The city of Boston's ban on single-use plastic bags went into effect on December 14, and the main ideas of the ordinance are that stores can only give reusable, recyclable, or compostable bags to their customers, that retailers are no longer allowed to hand out single-use plastic bags with handles, and that even restaurant to-go orders have to be packaged in recycled paper or reusable bags.
Another section of the ordinance requires all retailers to have a sign posted within five feet of the cash register to inform customers that they have to bring their own reusable bags or they'll be charged at least a nickel for one of the store's newly compliant versions. Although those signs are still taped up everywhere, city officials have given everyone permission to temporarily ignore them and yes, it's because of coronavirus.
Last Wednesday, Boston mayor Martin J. Walsh granted a temporary exemption to the plastic bag ordinance, and is again allowing "essential businesses" (read: the ones that have been allowed to remain open) to use single-use bags, and to stop charging customers for them.
"During this challenging time, we understand the retail establishments our residents rely on—like grocery stores, pharmacies, and restaurants—need added flexibility to best serve their customers," Walsh said in a statement. "We are adjusting Boston's plastic bag ordinance to give establishments and residents the help they need during this time."
The entire state of Massachusetts followed suit, as did Maine. New Hampshire and New York have both decided to delay their own statewide plastic bag bans, and the Vermont Retail and Grocers Association is urging that state's governor to delay its soon-to-be implemented law too.
A study published in March in the New England Journal of Medicine determined that this strain of coronavirus could live "up to two to three days" on plastic and on stainless steel surfaces, and "suggests that people may acquire the virus through the air and after touching contaminated objects." It does not specifically mention reusable bags as a concern, but it does advise that any frequently touched objects should be disinfected regularly—and how often do people really wash their shopping bags?
In a move that is zero percent surprising, Big Plastic has jumped right in to tell people that single-use plastics are the safer alternative during this pandemic, and the Plastics Industry Association has written to the U.S. Department of Health and Human Services asking the agency to have its back on this one.
"We ask that the department speak out against bans on these products as a public safety risk and help stop the rush to ban these products by environmentalists and elected officials that puts consumers and workers at risk," the association wrote, according to a copy of the letter obtained by Politico.
The American Recyclable Plastic Bag Alliance has also spoken up, saying that forcing supermarket and retail workers to handle customers' reusable bags could jeopardize their health right now. "Grocery stores are one of the few places that are going to remain open, and there’s no need to force some sort of a policy of a bag ban when there are much more important things to deal with," the organization said.

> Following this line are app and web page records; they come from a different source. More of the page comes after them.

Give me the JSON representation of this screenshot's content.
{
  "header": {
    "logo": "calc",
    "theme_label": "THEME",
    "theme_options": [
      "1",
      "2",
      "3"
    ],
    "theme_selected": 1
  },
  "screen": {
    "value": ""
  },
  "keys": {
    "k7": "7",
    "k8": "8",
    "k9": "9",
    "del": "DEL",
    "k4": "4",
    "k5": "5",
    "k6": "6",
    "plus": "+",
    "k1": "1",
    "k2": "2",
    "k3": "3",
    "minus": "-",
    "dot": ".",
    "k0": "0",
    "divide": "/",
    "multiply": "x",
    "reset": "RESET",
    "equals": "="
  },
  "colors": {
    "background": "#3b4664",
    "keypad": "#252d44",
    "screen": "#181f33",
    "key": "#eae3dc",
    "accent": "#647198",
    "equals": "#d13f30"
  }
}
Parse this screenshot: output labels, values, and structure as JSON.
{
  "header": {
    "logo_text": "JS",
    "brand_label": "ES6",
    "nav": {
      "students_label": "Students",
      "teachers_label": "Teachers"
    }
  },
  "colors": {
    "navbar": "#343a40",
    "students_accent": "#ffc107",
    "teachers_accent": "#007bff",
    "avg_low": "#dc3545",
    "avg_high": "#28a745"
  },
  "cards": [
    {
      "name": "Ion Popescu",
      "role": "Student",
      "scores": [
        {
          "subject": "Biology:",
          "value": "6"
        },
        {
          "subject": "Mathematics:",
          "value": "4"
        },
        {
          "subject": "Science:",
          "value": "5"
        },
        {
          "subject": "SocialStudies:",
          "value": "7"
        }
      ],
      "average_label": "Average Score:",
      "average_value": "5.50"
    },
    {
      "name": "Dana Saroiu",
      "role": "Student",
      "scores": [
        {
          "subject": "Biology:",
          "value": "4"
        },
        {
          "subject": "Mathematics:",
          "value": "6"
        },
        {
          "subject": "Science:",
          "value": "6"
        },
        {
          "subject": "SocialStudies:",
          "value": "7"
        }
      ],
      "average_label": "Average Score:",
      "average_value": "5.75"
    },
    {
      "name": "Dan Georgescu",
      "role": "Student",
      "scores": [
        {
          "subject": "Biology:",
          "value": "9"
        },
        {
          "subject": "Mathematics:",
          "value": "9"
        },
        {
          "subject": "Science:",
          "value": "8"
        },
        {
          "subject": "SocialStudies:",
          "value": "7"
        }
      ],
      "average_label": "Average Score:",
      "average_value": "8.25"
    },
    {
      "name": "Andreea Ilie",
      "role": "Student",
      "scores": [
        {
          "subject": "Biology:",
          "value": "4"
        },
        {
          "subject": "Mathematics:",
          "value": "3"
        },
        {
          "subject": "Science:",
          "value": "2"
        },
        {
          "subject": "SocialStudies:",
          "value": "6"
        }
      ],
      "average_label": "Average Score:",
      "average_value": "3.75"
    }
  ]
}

And it's not just plastic bags: The Wall Street Journal reports that coffee chains, including Starbucks, Dunkin Donuts, and Tim Hortons have temporarily stopped refilling customers' reusable cups over coronavirus-related health concerns.
The sponsor of Denver's plastic bag ordinance announced that she would be rewriting it so that it would go into effect next January 1 instead of July 1 as originally planned. "City staff and consumers have other priorities right now," Kendra Black said.
And that's the thing: Will customers who had been happily carrying their own mug into Starbucks, or taking a cotton PBS-logo tote into the supermarket resume those behaviors when this global health threat is safely behind us, or will they have "other priorities" in a month (or two or six)? And once shoppers have been told that single-use bags are more sanitary or less likely to transmit viruses than reusable versions, will they be as accepting of statewide or citywide bans?
The Break Free From Plastic organization seems to think so. "The zero-waste lifestyle is here to stay and is gaining more traction every day," it wrote on its website. "While the coronavirus will change many things in our lives for a time, it won’t change our core values like working for healthy people, a healthy planet, and a sustainable economy. But just like take-out and food delivery, this crisis is also showing us that we need better systems for [Bring Your Own] and bulk shopping."
And all isn't completely lost for anti-plastic advocates. Despite the ongoing pandemic, Washington governor Jay Inslee signed the state's plastic bag ban into law last week anyway. It goes into effect on January 1.